Then, I see her remove a tiny slither of my tissue from the tube and place it into a solution for testing.
Still no passing out.
Luckily, it was a good sample and we did not have to redo things.
I get up and I did feel some cramping with Advil, but barely any at all.
Of course, everyone has a different experience, but from what I heard, most do just fine.
Why Women Have Different Experiences
I still remember telling the doctor what I read on google and he said, you shouldn’t have more than a little cramping.
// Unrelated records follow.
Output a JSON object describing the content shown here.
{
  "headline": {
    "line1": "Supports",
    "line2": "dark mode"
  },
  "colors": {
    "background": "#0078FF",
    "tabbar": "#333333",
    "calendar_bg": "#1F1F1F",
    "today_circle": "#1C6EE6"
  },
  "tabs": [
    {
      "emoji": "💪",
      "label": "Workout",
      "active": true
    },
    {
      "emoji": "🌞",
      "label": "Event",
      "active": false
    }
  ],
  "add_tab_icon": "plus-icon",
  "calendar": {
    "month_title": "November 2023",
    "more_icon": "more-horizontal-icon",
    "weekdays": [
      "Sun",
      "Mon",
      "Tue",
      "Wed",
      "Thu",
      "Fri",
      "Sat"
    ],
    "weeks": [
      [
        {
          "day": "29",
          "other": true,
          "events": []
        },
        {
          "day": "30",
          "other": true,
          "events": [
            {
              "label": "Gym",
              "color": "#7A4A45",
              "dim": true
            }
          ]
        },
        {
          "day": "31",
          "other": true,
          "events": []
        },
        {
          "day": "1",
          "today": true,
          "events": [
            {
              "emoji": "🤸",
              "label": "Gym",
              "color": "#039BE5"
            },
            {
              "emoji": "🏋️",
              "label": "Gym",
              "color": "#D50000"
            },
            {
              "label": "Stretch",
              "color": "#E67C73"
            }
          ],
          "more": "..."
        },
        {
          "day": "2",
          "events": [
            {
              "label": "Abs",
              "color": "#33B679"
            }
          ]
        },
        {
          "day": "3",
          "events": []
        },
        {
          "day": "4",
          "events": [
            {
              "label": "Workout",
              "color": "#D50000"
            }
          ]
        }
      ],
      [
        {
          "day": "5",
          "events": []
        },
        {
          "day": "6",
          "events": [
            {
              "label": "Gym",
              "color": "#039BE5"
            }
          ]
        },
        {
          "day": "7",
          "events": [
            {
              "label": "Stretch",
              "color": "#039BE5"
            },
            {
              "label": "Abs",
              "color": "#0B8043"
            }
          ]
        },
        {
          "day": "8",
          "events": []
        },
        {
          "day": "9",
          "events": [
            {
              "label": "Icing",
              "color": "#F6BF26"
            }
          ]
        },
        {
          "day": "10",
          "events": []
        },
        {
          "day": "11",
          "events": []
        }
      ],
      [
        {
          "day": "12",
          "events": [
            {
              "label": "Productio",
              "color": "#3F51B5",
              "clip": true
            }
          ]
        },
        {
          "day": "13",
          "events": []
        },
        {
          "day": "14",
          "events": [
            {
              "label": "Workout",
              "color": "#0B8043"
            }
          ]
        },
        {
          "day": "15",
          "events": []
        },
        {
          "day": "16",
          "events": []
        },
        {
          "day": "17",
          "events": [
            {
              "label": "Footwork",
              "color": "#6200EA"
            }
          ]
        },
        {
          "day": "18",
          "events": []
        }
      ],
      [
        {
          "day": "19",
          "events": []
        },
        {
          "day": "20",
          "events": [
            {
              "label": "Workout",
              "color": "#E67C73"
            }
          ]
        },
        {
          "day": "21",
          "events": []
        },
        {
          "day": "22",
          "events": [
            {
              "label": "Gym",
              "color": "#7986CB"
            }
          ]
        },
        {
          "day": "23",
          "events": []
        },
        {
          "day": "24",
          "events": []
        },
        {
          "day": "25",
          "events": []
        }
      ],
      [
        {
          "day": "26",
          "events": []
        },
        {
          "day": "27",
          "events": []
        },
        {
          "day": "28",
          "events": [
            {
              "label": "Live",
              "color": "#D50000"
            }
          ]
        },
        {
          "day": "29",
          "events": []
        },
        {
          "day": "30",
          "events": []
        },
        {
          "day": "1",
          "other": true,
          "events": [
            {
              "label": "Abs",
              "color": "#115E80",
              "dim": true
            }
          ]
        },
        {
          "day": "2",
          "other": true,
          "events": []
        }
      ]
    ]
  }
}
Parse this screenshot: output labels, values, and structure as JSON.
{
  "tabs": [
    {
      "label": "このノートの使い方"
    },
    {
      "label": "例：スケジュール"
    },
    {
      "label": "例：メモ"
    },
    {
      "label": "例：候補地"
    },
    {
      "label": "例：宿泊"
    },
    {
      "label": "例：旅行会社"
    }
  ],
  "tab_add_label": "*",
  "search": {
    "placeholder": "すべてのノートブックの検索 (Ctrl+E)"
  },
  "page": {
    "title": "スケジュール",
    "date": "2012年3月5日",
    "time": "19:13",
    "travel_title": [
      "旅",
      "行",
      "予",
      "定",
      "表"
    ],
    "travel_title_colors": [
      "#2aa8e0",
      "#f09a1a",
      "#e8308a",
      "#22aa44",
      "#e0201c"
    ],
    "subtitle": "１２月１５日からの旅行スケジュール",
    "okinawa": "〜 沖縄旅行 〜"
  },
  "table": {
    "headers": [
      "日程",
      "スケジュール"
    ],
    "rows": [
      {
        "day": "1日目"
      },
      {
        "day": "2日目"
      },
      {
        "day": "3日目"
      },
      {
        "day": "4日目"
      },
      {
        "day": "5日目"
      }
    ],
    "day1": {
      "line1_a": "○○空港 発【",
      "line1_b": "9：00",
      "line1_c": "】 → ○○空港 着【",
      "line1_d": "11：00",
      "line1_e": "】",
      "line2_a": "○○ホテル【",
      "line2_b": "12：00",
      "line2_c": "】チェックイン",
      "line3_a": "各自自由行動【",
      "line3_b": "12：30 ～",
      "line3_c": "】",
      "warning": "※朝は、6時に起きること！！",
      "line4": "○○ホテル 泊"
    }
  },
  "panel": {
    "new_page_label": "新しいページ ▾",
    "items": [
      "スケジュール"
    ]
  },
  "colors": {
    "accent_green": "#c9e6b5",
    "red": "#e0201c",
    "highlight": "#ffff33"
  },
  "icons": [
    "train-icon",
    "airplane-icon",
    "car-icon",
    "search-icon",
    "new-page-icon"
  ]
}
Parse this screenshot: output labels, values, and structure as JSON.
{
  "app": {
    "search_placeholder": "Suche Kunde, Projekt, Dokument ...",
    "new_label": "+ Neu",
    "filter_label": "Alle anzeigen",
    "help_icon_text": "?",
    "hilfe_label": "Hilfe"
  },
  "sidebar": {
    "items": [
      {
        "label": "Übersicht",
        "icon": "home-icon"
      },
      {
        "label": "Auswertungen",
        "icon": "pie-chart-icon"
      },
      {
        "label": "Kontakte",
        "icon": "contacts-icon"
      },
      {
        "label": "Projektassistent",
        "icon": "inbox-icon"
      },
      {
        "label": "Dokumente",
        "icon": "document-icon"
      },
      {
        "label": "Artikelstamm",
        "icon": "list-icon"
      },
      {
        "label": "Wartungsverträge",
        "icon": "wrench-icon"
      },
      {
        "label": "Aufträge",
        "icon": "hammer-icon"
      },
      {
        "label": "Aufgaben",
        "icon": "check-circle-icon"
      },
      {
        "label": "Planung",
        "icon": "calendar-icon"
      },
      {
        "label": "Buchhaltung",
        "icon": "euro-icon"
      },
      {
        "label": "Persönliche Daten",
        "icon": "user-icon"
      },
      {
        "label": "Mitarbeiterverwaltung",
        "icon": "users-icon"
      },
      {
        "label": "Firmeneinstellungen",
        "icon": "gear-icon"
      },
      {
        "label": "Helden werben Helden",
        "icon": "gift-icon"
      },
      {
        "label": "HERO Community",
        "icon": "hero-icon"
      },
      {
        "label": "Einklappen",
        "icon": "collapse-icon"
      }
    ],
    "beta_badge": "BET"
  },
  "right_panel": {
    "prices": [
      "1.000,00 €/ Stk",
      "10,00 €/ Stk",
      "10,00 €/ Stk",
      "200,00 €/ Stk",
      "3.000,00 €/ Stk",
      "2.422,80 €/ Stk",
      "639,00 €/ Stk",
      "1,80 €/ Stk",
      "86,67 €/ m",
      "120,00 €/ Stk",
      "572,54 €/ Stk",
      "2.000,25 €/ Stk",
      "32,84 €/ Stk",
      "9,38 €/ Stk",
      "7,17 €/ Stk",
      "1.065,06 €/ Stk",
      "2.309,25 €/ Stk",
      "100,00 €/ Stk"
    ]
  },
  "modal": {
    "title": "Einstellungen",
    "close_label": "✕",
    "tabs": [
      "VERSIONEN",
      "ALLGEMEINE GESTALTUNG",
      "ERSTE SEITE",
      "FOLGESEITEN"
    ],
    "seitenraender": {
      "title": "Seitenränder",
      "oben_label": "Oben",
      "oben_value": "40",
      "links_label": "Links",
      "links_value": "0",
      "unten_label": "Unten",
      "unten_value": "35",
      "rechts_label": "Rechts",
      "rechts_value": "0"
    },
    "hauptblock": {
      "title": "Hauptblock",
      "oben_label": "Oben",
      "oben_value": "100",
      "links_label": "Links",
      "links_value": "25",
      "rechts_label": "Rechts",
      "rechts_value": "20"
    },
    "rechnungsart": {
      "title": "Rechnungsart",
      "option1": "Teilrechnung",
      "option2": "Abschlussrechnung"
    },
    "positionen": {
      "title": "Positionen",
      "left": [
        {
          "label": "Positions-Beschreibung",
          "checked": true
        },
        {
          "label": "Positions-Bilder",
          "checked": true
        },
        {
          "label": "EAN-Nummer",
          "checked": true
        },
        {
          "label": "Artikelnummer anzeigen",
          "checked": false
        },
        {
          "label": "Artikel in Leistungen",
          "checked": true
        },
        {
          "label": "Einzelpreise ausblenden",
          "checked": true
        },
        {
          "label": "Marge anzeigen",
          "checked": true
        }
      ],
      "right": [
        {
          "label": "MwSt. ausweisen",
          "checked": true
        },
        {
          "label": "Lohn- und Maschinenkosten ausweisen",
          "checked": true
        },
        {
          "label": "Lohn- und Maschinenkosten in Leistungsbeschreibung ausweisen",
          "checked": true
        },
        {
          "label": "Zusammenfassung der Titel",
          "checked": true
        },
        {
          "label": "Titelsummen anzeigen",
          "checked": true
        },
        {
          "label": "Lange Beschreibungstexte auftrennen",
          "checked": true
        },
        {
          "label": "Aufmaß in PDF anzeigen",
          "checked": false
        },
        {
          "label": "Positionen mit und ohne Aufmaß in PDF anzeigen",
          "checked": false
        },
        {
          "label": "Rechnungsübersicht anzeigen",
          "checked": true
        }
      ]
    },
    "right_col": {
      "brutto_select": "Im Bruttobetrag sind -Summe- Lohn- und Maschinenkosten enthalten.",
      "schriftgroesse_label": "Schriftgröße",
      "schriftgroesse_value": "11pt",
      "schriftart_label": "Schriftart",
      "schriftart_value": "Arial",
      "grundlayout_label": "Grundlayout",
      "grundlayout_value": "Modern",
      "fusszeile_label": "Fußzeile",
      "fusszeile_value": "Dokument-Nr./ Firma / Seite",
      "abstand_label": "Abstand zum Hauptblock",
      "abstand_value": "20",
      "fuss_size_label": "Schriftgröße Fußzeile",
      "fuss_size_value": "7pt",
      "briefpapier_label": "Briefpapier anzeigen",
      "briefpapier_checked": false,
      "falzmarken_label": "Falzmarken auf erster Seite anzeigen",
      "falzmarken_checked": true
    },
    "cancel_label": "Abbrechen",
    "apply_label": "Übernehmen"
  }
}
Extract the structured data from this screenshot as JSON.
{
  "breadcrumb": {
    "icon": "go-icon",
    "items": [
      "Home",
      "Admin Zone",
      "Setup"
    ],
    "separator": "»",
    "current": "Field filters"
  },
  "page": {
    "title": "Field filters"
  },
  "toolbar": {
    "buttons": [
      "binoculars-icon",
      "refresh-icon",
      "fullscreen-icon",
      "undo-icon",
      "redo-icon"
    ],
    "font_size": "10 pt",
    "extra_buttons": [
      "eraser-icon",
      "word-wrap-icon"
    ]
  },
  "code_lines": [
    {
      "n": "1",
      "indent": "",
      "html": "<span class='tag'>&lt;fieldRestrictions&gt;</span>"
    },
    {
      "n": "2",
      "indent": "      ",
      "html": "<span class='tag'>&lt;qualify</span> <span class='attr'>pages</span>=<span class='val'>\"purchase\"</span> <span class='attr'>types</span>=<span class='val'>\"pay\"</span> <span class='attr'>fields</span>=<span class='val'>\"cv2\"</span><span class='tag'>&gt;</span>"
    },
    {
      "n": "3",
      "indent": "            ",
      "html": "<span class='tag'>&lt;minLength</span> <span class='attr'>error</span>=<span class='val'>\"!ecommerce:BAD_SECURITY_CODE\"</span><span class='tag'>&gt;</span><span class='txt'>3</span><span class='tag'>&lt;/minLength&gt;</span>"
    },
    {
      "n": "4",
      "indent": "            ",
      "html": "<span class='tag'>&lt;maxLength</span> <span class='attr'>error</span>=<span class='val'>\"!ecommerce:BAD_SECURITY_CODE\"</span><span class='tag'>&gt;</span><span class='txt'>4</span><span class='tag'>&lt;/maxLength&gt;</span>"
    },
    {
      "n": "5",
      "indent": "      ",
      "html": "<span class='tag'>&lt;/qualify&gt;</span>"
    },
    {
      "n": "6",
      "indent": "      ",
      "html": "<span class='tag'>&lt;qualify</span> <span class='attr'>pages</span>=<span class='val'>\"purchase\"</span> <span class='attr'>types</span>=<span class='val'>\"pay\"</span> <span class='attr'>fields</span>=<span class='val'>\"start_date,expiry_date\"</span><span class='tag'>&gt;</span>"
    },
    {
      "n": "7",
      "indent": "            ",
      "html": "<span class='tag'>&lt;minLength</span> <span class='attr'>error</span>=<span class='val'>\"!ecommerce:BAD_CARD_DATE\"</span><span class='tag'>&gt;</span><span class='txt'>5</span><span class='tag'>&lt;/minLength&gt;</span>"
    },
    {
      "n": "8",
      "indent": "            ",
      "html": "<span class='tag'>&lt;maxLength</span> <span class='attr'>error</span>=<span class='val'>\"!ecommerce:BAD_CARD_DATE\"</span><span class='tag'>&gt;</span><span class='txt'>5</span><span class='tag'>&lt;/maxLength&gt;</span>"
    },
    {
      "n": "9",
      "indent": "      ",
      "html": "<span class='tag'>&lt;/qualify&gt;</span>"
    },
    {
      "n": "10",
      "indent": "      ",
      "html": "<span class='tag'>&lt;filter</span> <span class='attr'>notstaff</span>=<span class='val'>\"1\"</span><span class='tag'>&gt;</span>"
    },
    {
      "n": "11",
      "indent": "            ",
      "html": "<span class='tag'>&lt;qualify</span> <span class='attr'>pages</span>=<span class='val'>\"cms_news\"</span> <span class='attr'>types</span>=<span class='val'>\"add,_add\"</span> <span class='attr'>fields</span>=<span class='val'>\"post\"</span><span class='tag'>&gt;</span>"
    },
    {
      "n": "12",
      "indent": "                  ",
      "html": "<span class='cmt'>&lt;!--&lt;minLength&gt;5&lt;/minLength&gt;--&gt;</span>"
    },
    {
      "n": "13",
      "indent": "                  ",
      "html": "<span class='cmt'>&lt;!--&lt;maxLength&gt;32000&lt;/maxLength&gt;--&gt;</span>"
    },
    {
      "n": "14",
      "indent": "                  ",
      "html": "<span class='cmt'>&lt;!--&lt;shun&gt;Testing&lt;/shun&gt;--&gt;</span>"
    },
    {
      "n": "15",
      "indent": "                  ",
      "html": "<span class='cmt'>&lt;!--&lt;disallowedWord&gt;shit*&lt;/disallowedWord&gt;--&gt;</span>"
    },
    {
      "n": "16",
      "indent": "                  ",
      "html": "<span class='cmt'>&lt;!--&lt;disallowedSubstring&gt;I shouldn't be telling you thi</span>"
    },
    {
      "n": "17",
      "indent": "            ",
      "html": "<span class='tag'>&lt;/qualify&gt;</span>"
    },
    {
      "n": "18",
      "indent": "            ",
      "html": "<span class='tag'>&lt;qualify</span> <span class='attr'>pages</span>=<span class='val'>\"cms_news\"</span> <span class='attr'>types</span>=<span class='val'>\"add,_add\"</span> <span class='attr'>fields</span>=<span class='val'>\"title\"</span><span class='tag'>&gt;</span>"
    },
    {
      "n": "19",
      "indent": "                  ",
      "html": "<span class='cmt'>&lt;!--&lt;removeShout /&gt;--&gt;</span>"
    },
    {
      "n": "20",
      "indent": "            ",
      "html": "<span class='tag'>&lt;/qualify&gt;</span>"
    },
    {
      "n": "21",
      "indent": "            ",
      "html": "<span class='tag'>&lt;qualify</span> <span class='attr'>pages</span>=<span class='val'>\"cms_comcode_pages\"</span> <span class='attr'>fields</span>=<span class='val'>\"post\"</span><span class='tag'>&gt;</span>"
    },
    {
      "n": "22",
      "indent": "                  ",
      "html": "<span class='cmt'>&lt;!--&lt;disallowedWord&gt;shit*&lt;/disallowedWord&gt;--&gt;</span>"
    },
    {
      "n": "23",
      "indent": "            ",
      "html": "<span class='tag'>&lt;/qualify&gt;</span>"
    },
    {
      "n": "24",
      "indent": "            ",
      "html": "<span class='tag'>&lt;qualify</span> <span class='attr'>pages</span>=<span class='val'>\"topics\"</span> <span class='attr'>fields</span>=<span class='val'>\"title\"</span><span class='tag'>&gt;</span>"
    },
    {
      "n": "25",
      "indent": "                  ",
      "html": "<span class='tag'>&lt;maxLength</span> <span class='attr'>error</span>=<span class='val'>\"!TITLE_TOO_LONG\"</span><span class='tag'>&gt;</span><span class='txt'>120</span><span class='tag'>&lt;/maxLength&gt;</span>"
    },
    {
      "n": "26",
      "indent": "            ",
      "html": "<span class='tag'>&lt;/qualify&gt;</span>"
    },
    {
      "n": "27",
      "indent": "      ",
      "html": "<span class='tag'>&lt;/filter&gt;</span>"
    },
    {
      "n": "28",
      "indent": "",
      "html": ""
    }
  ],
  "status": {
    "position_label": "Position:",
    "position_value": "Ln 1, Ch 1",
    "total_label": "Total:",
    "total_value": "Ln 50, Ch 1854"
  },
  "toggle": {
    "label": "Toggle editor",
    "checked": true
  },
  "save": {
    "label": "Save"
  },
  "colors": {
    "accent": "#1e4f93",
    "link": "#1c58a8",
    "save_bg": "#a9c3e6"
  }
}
That doesn’t explain why some people go through hell with this procedure.
I have no clue why it’s horrific for some and not for others, but some women do not have the option of taking any type of pain relief beforehand.
Depending on the time of your cycle, there may be more sensitivity too.
Also, I heard the electronic suction is more uncomfortable than the pipette (thin tube).
Other than that, I am not sure what creates such extremes, but I am glad that it was over fast enough and I hope it is for you too!
If you’ve had an endometrial biopsy, do you know what caused your pain or lack there of? How did your procedure go?
Good luck to those who need one! I really hope it’s over fast for you and that you don’t feel much pain/cramping.
Note: I’m not a doctor and cannot provide medical advice. My story is based on my personal experience and opinion.